Those two motives led to the swap of 22-year-old Washington pitching prospect Alex Myer for in-his-prime outfielder Denard Span. The trade was announced by the teams Thursday afternoon in advance of next week's Winter Meetings.
Meyer, who was the Nats' second first-round draftee in 2011 and their second-ranked prospect last season, immediately became the No. 1 pitching prospect in the Twins' Minor League system. He dominated the Class A and Class A Advanced levels in his first pro season, recording a 10-6 record and a 2.86 ERA in 25 starts. He also struck out 139 batters in 129 innings before Washington shut him down.

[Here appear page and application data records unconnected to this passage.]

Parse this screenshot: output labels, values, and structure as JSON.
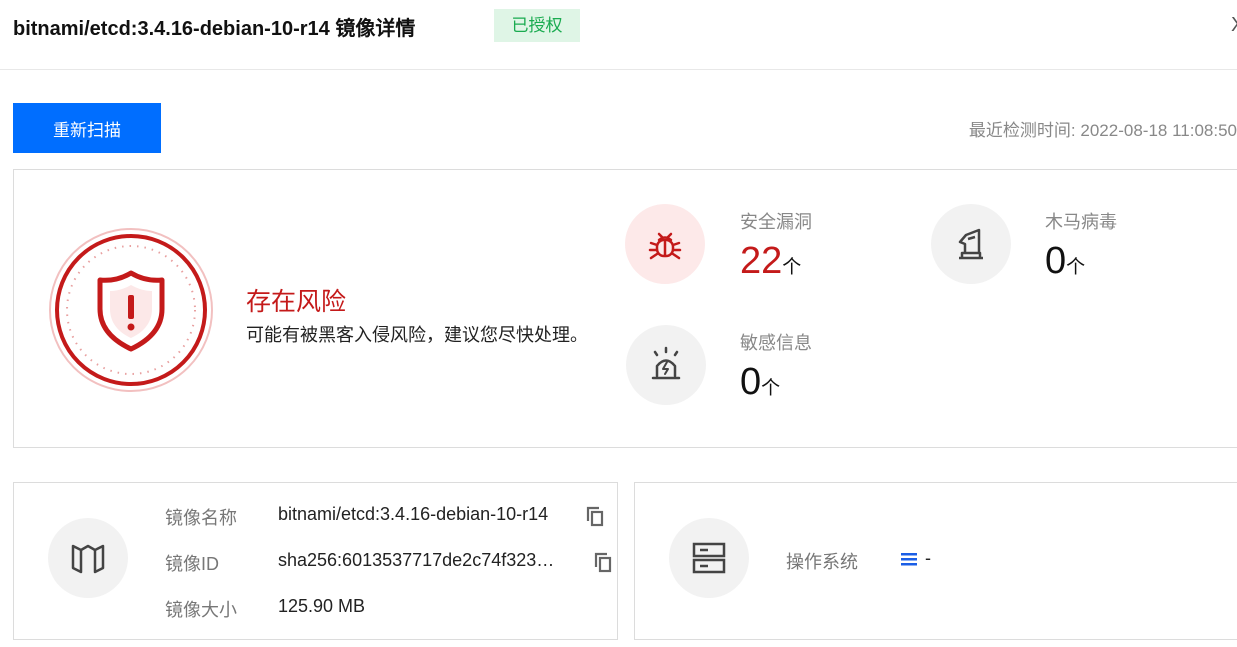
{
  "header": {
    "title": "bitnami/etcd:3.4.16-debian-10-r14 镜像详情",
    "badge": "已授权",
    "close_glyph": "X"
  },
  "toolbar": {
    "rescan_label": "重新扫描",
    "scan_time_label": "最近检测时间:",
    "scan_time_value": "2022-08-18 11:08:50"
  },
  "risk": {
    "title": "存在风险",
    "description": "可能有被黑客入侵风险，建议您尽快处理。",
    "icon": "shield-alert-icon"
  },
  "stats": [
    {
      "label": "安全漏洞",
      "value": "22",
      "unit": "个",
      "icon": "bug-icon",
      "highlight": true
    },
    {
      "label": "木马病毒",
      "value": "0",
      "unit": "个",
      "icon": "trojan-icon",
      "highlight": false
    },
    {
      "label": "敏感信息",
      "value": "0",
      "unit": "个",
      "icon": "alarm-icon",
      "highlight": false
    }
  ],
  "image_info": {
    "icon": "image-book-icon",
    "rows": [
      {
        "label": "镜像名称",
        "value": "bitnami/etcd:3.4.16-debian-10-r14"
      },
      {
        "label": "镜像ID",
        "value": "sha256:6013537717de2c74f323…"
      },
      {
        "label": "镜像大小",
        "value": "125.90 MB"
      }
    ]
  },
  "os_info": {
    "icon": "server-icon",
    "label": "操作系统",
    "value": "-",
    "value_icon": "list-icon"
  },
  "colors": {
    "primary": "#006eff",
    "danger": "#c41a1a",
    "success": "#1aab50",
    "success_bg": "#dff5e6"
  }
}
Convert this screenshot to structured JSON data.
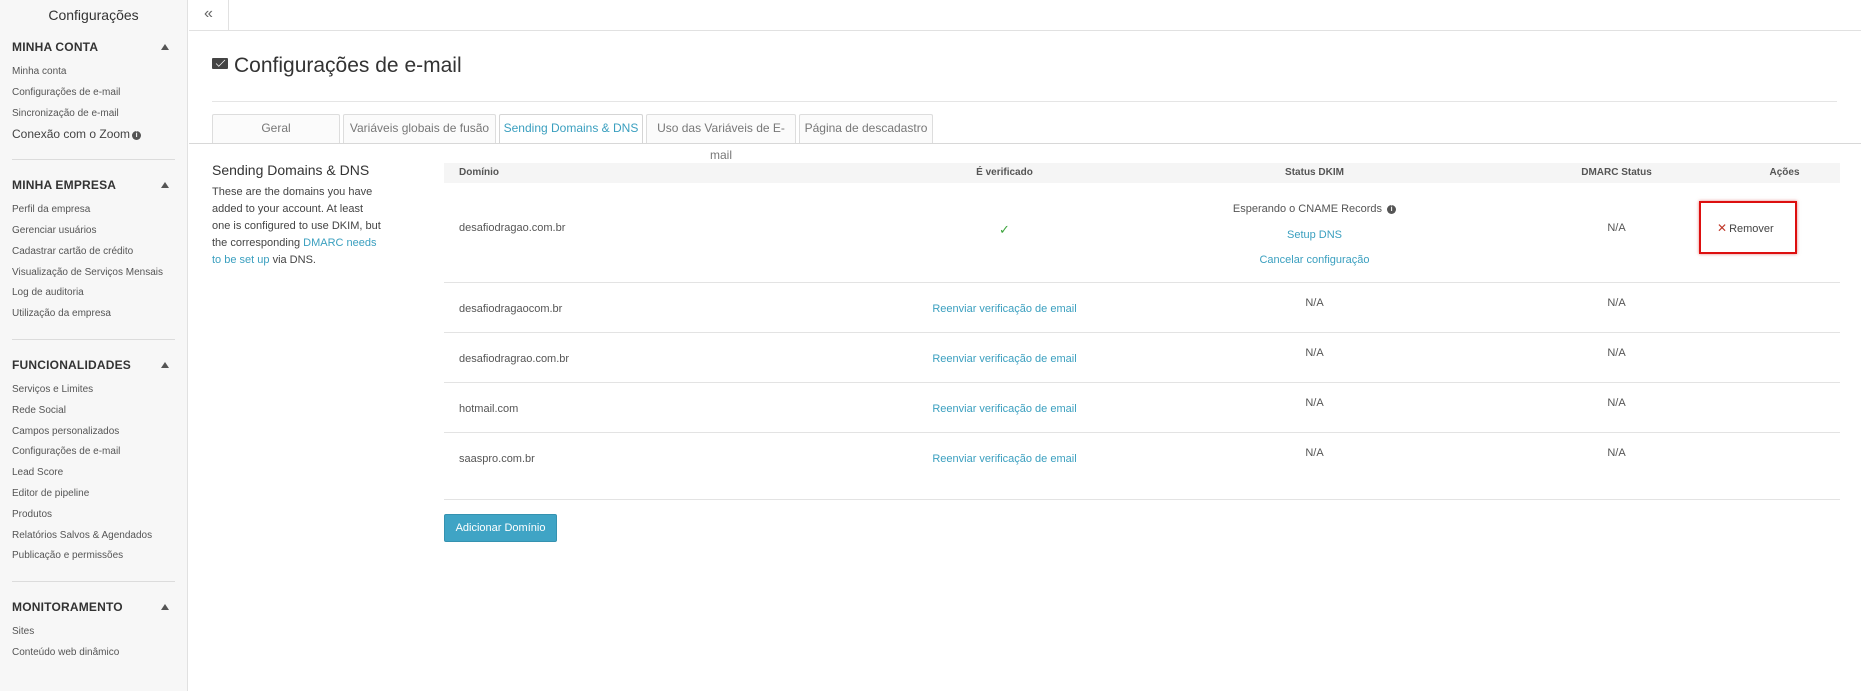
{
  "sidebar": {
    "title": "Configurações",
    "sections": {
      "minha_conta": {
        "header": "MINHA CONTA",
        "items": [
          "Minha conta",
          "Configurações de e-mail",
          "Sincronização de e-mail",
          "Conexão com o Zoom"
        ]
      },
      "minha_empresa": {
        "header": "MINHA EMPRESA",
        "items": [
          "Perfil da empresa",
          "Gerenciar usuários",
          "Cadastrar cartão de crédito",
          "Visualização de Serviços Mensais",
          "Log de auditoria",
          "Utilização da empresa"
        ]
      },
      "funcionalidades": {
        "header": "FUNCIONALIDADES",
        "items": [
          "Serviços e Limites",
          "Rede Social",
          "Campos personalizados",
          "Configurações de e-mail",
          "Lead Score",
          "Editor de pipeline",
          "Produtos",
          "Relatórios Salvos & Agendados",
          "Publicação e permissões"
        ]
      },
      "monitoramento": {
        "header": "MONITORAMENTO",
        "items": [
          "Sites",
          "Conteúdo web dinâmico"
        ]
      }
    }
  },
  "topbar": {
    "collapse_icon": "«"
  },
  "page": {
    "title": "Configurações de e-mail",
    "tabs": [
      "Geral",
      "Variáveis globais de fusão",
      "Sending Domains & DNS",
      "Uso das Variáveis de E-mail",
      "Página de descadastro"
    ],
    "active_tab": "Sending Domains & DNS"
  },
  "description": {
    "title": "Sending Domains & DNS",
    "text_before": "These are the domains you have added to your account. At least one is configured to use DKIM, but the corresponding",
    "link": "DMARC needs to be set up",
    "text_after": "via DNS."
  },
  "table": {
    "headers": [
      "Domínio",
      "É verificado",
      "Status DKIM",
      "DMARC Status",
      "Ações"
    ],
    "rows": [
      {
        "domain": "desafiodragao.com.br",
        "verified": "✓",
        "dkim_status": "Esperando o CNAME Records",
        "dkim_setup": "Setup DNS",
        "dkim_cancel": "Cancelar configuração",
        "dmarc": "N/A",
        "action": "Remover"
      },
      {
        "domain": "desafiodragaocom.br",
        "verified": "Reenviar verificação de email",
        "dkim_status": "N/A",
        "dmarc": "N/A"
      },
      {
        "domain": "desafiodragrao.com.br",
        "verified": "Reenviar verificação de email",
        "dkim_status": "N/A",
        "dmarc": "N/A"
      },
      {
        "domain": "hotmail.com",
        "verified": "Reenviar verificação de email",
        "dkim_status": "N/A",
        "dmarc": "N/A"
      },
      {
        "domain": "saaspro.com.br",
        "verified": "Reenviar verificação de email",
        "dkim_status": "N/A",
        "dmarc": "N/A"
      }
    ]
  },
  "add_domain_button": "Adicionar Domínio",
  "colors": {
    "accent": "#3a9fbf",
    "button": "#3fa4c5",
    "highlight_box": "#dd0f0f",
    "check": "#3ea53e",
    "remove_x": "#c0392b"
  }
}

"It caught me off guard, but I'm really excited about it," Meyer told MLB.com by phone. "It's going to be a great opportunity for me. I'm thankful for what the Nationals helped me out with. I'm looking forward to getting ready for Spring Training with the Twins."
Expected to begin the season in Double-A New Britain, Meyer added that he was ready to adopt whatever developmental plan Minnesota has in store for him.
"I'm just trying to learn as much about the organization as I can," he said. "But of course it's everybody's goal to make the Majors. But the Twins will have a plan and hopefully I can follow suit with it and let them make their decisions."
Picked 23rd overall out of the University of Kentucky, Meyer brought with him to the pros an inconsistent delivery in a superlative repertoire. The 6-foot-9, 220-pound right-hander, seen towering over Futures Game manager and Hall of Famer George Brett on the mound in July, has an unusual collection of pitches -- a "no-seam" fastball that ranges 93 to 98 mph, a spike curveball and a circle-changeup. He told MiLB.com in September that he planned to add a more traditional four-seam heater to the mix this winter.
Span, who will be 29 come Opening Day, gives the Nats the ready-made leadoff man and center fielder they coveted this offseason. A first-round pick of Minnesota in 2002, Span reached the Majors for good in 2008. He enjoyed a strong campaign this year, batting .284 with 46 extra-base hits and 17 steals while bringing his usual brand of strong defense.
To get their man, the Nats sacrificed another elite prospect. Nearly a year ago, on Dec. 23, general manager Mike Rizzo traded four talented farmhands -- pitchers Tommy Milone, A.J. Cole and Brad Peacock, as well as catcher Derek Norris -- to the A's for proven starter Gio Gonzalez. Lucas Giolito, a 2012 first-round pick who will miss 2013 due to Tommy John surgery, becomes Washington's top-ranked pitching prospect.
The Twins' talent pool was already deep, thanks to a group of position players led by third baseman Miguel Sano and outfielders Aaron Hicks and Byron Buxton. Meyers slots well in front of hurlers Adrian Salcedo and Jose Berrios, who like Buxton was a 2012 first-rounder.